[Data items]
^^^^

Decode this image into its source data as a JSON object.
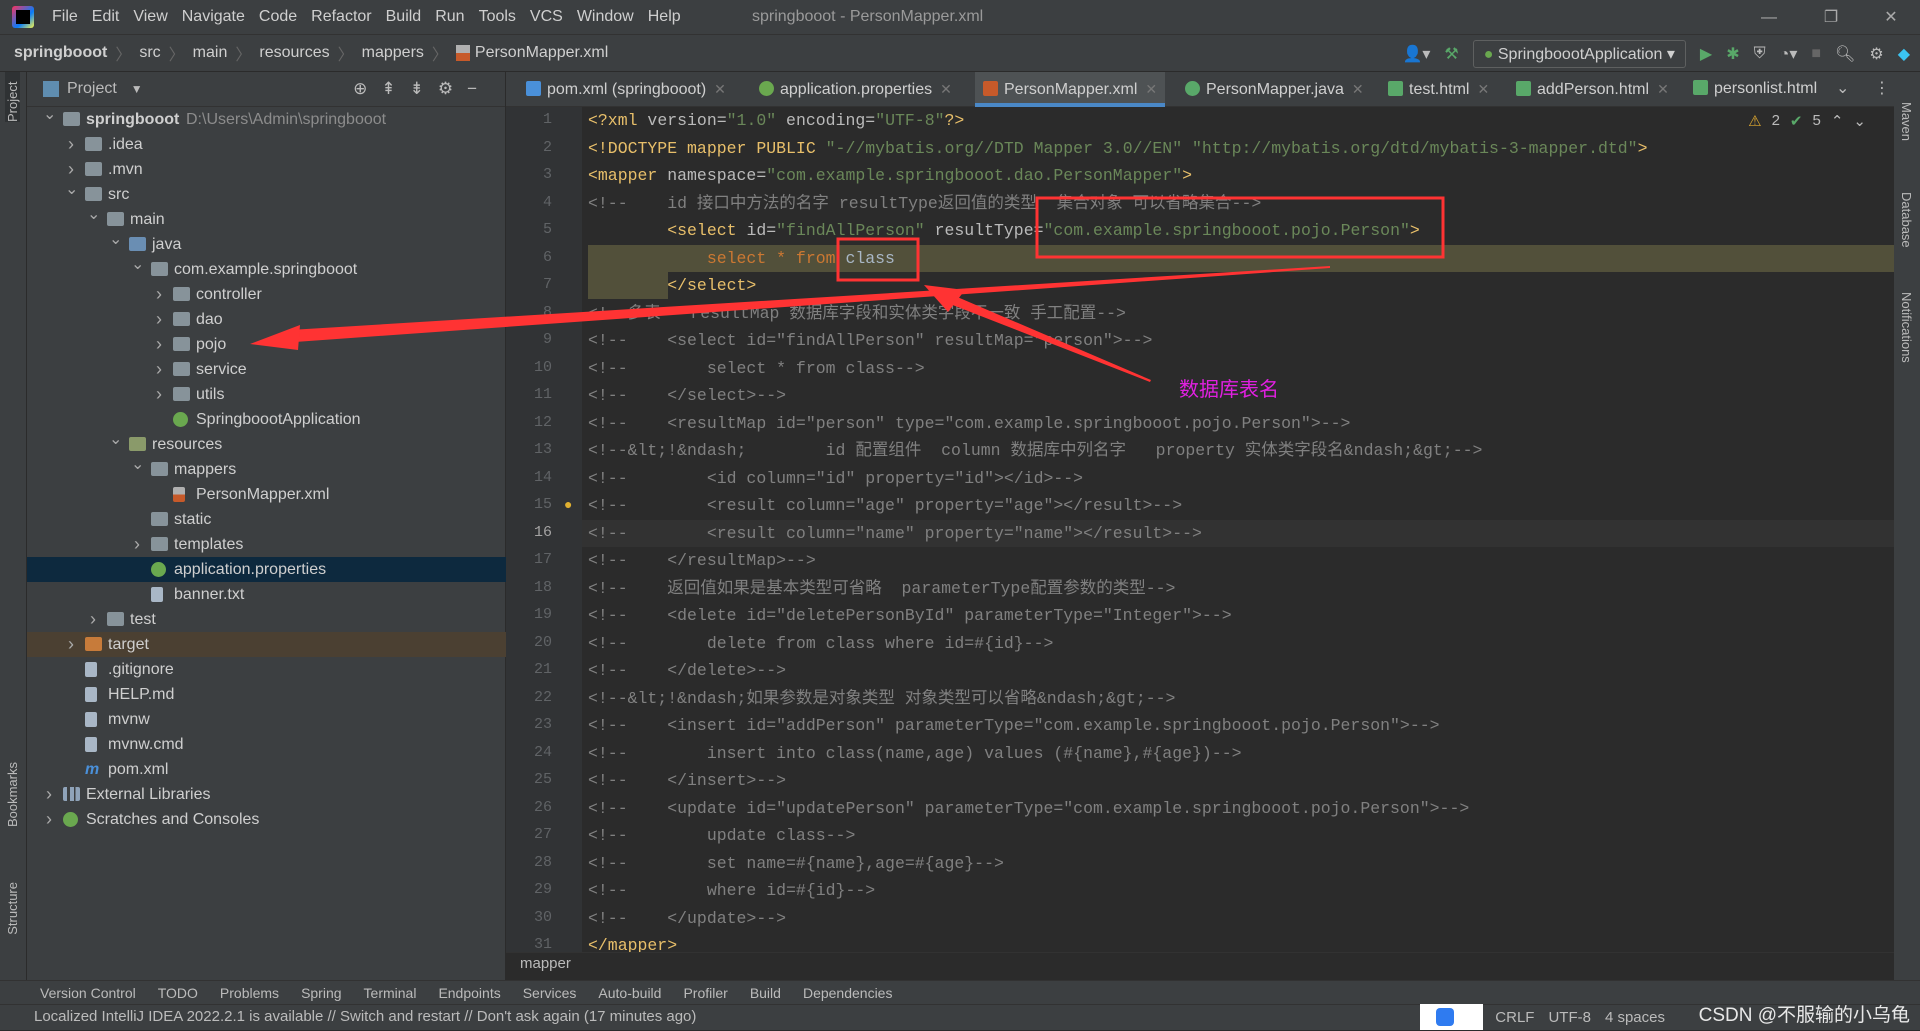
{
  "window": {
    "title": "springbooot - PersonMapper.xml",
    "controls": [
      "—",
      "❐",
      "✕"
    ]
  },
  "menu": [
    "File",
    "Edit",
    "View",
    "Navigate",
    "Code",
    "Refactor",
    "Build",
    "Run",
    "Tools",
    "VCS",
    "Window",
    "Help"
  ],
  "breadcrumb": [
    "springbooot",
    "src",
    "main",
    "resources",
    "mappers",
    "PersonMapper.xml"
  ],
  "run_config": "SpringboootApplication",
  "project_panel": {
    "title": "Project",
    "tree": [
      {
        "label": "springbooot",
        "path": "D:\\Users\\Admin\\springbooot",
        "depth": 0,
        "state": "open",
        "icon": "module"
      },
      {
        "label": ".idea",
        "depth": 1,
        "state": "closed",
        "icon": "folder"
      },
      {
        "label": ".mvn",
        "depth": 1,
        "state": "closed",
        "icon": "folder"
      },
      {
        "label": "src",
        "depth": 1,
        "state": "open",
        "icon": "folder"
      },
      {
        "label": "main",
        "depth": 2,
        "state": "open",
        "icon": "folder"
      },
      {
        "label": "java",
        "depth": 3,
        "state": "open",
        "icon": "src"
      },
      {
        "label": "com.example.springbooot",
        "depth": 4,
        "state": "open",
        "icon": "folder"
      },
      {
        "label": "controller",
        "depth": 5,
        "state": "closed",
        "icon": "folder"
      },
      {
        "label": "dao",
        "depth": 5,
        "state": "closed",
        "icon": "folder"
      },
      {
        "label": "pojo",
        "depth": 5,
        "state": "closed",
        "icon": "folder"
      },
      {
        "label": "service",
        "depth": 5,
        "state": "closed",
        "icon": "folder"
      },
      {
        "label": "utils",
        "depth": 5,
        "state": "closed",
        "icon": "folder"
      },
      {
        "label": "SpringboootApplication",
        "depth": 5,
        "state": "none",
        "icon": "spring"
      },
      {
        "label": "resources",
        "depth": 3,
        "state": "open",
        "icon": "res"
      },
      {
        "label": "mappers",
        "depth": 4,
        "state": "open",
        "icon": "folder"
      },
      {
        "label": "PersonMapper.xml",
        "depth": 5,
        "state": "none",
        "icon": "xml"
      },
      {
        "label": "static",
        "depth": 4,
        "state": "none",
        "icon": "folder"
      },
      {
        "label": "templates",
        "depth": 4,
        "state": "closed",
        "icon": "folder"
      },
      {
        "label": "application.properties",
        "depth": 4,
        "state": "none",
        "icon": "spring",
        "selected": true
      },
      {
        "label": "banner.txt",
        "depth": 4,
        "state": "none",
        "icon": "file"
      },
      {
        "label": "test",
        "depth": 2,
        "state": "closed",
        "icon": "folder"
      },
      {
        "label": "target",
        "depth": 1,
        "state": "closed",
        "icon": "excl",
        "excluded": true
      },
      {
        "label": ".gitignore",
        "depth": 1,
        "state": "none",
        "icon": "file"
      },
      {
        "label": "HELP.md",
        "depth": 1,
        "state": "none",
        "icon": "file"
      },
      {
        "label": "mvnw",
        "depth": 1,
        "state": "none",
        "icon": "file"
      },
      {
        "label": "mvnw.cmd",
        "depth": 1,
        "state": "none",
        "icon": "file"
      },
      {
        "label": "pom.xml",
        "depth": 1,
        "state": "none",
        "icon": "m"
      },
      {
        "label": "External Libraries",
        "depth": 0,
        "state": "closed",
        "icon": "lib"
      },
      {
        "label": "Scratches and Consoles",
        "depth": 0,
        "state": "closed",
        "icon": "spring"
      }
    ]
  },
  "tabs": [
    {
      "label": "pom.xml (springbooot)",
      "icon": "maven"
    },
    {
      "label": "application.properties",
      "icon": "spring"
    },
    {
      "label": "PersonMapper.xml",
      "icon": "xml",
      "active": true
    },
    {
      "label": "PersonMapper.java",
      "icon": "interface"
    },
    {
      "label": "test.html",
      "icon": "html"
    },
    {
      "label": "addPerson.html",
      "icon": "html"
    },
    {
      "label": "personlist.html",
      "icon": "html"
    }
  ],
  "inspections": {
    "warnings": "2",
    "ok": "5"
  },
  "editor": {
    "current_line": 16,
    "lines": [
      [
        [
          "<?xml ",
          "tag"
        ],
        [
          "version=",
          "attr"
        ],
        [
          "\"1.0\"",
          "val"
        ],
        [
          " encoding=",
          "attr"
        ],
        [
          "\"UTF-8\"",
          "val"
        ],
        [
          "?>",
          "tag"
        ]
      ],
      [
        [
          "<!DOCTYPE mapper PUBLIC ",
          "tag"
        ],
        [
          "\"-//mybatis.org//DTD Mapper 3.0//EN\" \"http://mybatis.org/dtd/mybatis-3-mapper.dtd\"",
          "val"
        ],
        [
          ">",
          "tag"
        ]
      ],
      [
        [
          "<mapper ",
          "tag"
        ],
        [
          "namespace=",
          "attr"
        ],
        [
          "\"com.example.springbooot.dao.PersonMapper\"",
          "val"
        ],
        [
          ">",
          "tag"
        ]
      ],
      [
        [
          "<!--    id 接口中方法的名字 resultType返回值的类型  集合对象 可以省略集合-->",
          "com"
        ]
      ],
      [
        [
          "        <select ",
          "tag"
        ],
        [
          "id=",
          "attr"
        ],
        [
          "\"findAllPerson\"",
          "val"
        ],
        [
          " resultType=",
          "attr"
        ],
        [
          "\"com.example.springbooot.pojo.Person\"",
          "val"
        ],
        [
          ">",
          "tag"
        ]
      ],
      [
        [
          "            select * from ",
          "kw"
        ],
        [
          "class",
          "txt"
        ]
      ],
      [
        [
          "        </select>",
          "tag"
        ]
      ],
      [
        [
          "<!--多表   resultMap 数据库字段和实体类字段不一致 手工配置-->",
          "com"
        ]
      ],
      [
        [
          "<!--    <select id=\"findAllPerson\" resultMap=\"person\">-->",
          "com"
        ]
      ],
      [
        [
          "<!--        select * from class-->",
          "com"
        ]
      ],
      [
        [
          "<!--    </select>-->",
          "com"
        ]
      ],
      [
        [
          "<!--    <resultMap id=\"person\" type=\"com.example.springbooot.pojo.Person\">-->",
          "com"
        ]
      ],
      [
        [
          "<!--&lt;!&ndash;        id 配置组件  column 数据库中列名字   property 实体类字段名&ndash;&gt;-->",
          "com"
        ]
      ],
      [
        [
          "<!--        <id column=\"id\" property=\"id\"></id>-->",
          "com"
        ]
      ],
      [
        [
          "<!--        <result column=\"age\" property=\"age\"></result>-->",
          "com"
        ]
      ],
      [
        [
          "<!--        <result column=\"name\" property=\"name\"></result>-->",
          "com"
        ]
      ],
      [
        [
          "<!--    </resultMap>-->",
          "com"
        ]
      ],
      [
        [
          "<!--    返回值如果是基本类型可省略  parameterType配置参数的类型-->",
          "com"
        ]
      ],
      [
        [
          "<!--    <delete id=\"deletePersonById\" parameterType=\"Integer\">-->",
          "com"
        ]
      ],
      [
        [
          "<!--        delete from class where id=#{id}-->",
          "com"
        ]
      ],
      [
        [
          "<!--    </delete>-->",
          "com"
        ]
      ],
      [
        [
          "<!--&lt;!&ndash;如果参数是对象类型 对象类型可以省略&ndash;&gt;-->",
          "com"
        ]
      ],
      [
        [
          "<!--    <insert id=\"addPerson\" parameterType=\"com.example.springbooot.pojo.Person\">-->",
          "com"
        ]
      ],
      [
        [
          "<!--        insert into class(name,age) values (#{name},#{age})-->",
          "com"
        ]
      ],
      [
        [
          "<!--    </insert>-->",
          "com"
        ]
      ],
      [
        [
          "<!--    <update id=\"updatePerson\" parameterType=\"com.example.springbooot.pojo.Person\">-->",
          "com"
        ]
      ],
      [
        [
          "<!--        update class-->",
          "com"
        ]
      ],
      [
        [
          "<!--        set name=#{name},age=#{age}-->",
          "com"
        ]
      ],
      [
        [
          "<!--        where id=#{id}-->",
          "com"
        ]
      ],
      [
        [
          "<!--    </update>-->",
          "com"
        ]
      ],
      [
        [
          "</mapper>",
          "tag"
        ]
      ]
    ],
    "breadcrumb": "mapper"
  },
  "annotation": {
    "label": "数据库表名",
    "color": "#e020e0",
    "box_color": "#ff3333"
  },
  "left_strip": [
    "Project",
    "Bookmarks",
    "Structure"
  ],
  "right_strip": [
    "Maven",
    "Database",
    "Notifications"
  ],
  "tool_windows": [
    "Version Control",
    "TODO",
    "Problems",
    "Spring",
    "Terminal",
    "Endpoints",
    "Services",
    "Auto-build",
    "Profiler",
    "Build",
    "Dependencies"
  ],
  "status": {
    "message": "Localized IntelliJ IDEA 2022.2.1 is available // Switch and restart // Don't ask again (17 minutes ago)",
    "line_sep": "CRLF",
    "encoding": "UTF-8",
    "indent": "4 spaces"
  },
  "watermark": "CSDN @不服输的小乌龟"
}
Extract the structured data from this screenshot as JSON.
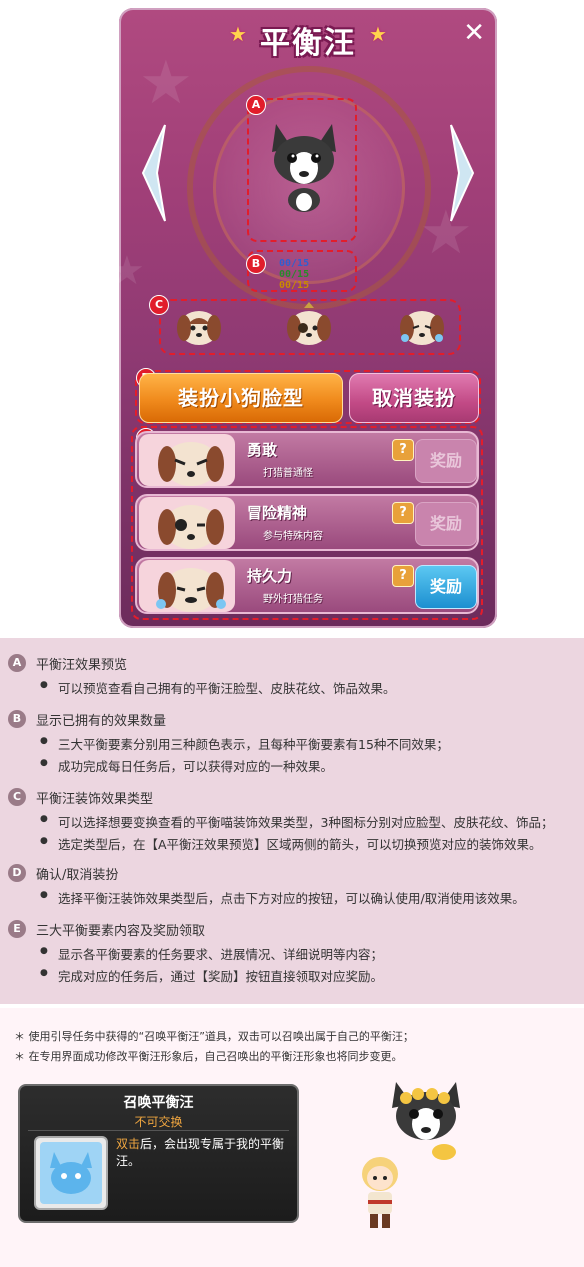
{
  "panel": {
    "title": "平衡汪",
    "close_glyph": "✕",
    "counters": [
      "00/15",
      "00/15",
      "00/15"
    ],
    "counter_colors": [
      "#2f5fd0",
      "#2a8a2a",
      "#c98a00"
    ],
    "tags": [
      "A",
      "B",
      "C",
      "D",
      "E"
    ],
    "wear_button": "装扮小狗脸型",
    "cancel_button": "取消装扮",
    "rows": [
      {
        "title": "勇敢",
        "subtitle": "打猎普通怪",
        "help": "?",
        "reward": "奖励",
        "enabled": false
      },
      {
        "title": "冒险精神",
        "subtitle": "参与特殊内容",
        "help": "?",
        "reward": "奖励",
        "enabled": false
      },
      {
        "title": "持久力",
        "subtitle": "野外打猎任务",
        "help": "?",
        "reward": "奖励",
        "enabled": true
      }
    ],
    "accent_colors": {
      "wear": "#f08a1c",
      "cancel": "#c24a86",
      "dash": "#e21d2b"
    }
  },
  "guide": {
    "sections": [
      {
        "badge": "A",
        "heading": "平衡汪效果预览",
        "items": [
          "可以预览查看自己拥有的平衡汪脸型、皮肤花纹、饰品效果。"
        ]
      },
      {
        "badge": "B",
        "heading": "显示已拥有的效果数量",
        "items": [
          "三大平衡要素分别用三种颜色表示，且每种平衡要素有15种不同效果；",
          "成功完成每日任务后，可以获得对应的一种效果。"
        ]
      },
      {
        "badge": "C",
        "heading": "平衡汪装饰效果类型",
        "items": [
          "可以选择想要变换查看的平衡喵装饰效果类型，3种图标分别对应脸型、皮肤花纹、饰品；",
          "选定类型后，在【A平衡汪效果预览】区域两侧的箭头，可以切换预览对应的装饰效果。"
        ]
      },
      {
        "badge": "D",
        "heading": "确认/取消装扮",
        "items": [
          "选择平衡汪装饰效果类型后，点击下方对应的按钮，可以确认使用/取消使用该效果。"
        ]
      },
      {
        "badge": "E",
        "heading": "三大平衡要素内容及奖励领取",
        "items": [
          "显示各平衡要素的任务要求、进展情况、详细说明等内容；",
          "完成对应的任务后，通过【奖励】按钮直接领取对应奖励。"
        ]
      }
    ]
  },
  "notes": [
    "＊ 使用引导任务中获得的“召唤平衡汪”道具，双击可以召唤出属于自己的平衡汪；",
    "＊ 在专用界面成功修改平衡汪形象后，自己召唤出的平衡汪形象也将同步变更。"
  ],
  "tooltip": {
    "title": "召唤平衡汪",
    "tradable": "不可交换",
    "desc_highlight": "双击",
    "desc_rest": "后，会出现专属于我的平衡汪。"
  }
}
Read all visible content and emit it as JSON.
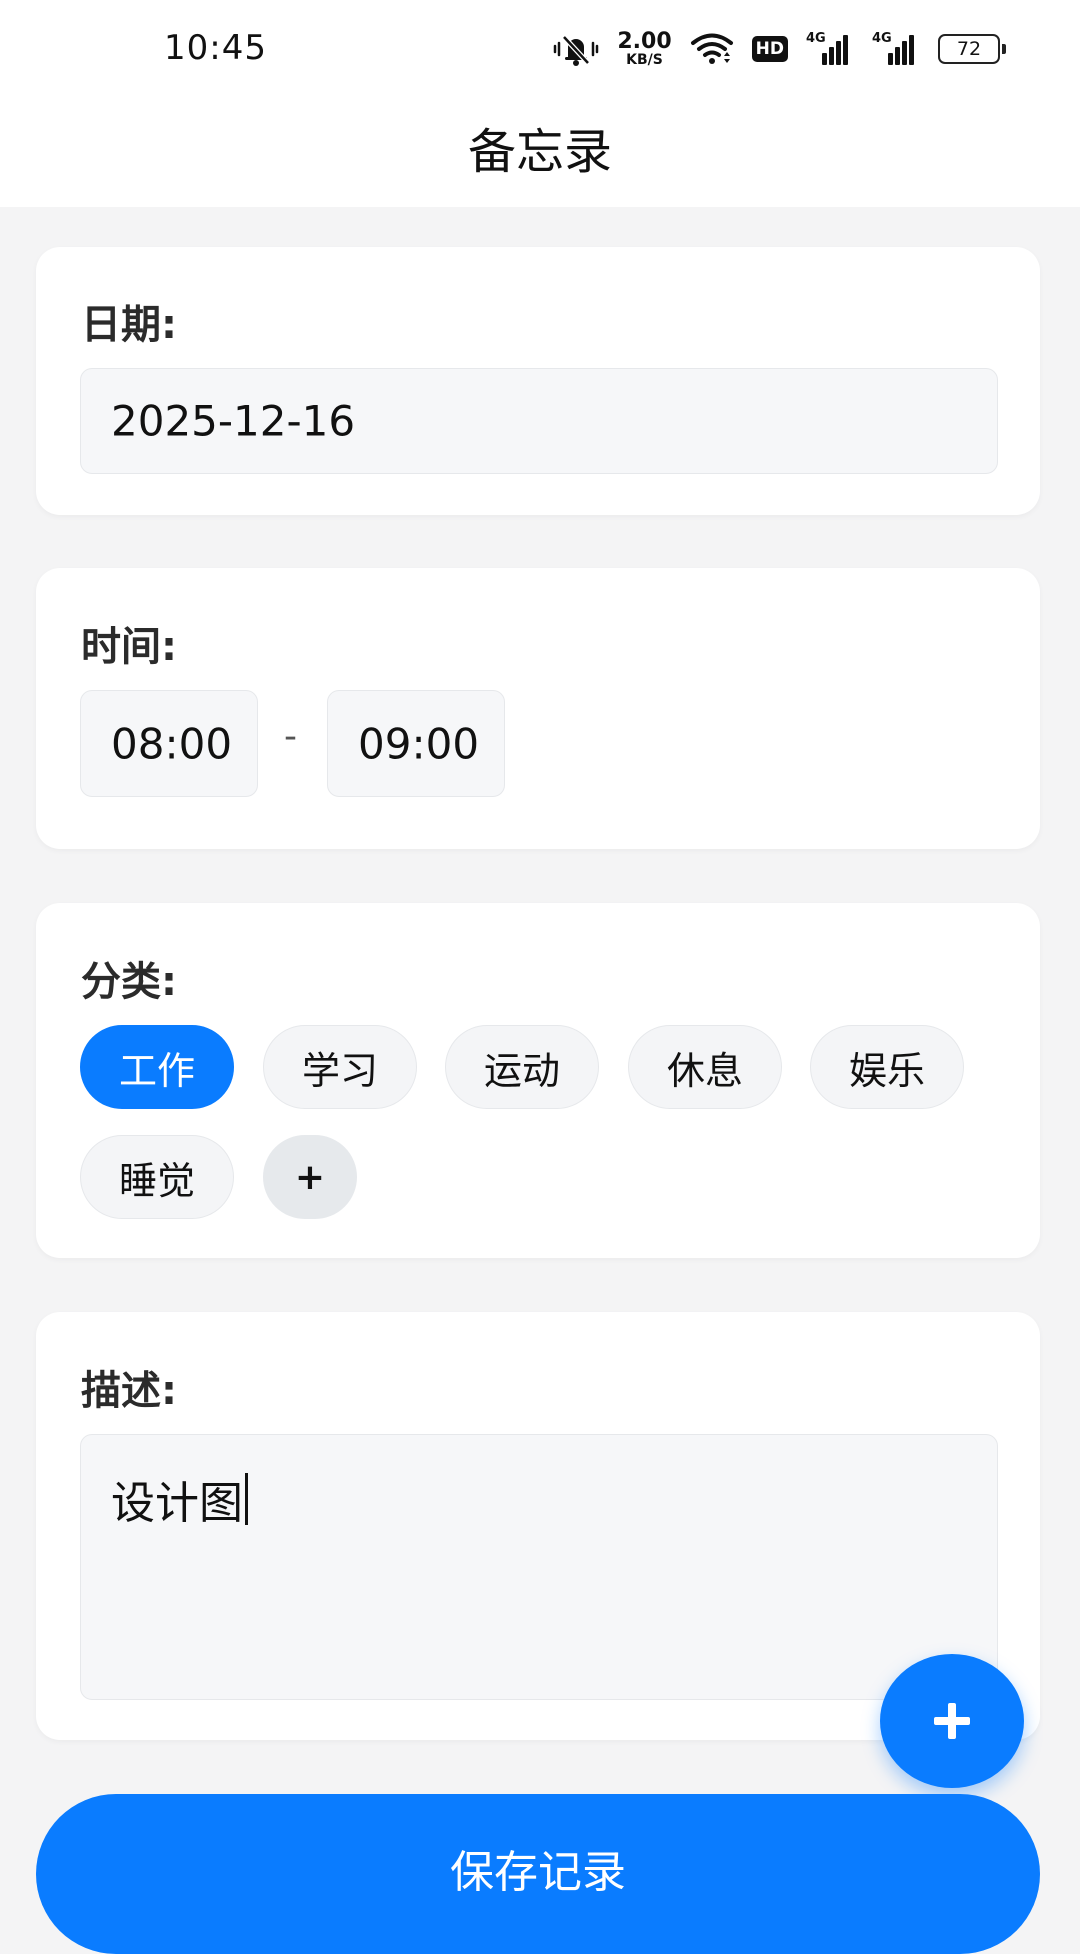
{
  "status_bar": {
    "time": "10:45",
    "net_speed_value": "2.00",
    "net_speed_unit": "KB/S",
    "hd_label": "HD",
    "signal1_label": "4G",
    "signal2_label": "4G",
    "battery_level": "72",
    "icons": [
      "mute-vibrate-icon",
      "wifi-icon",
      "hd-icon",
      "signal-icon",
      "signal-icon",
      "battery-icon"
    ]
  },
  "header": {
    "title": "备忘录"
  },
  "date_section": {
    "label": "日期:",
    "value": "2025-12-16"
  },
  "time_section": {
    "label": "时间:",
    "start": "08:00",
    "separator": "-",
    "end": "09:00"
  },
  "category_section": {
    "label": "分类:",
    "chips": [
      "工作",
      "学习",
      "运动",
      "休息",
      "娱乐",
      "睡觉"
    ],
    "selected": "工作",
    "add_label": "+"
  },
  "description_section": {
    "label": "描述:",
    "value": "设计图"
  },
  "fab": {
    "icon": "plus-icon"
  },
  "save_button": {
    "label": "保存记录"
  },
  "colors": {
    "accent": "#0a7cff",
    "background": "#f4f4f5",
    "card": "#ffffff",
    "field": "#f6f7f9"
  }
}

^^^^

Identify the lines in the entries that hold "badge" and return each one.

        "badge": "A",
        "badge": "B",
        "badge": "C",
        "badge": "D",
        "badge": "E",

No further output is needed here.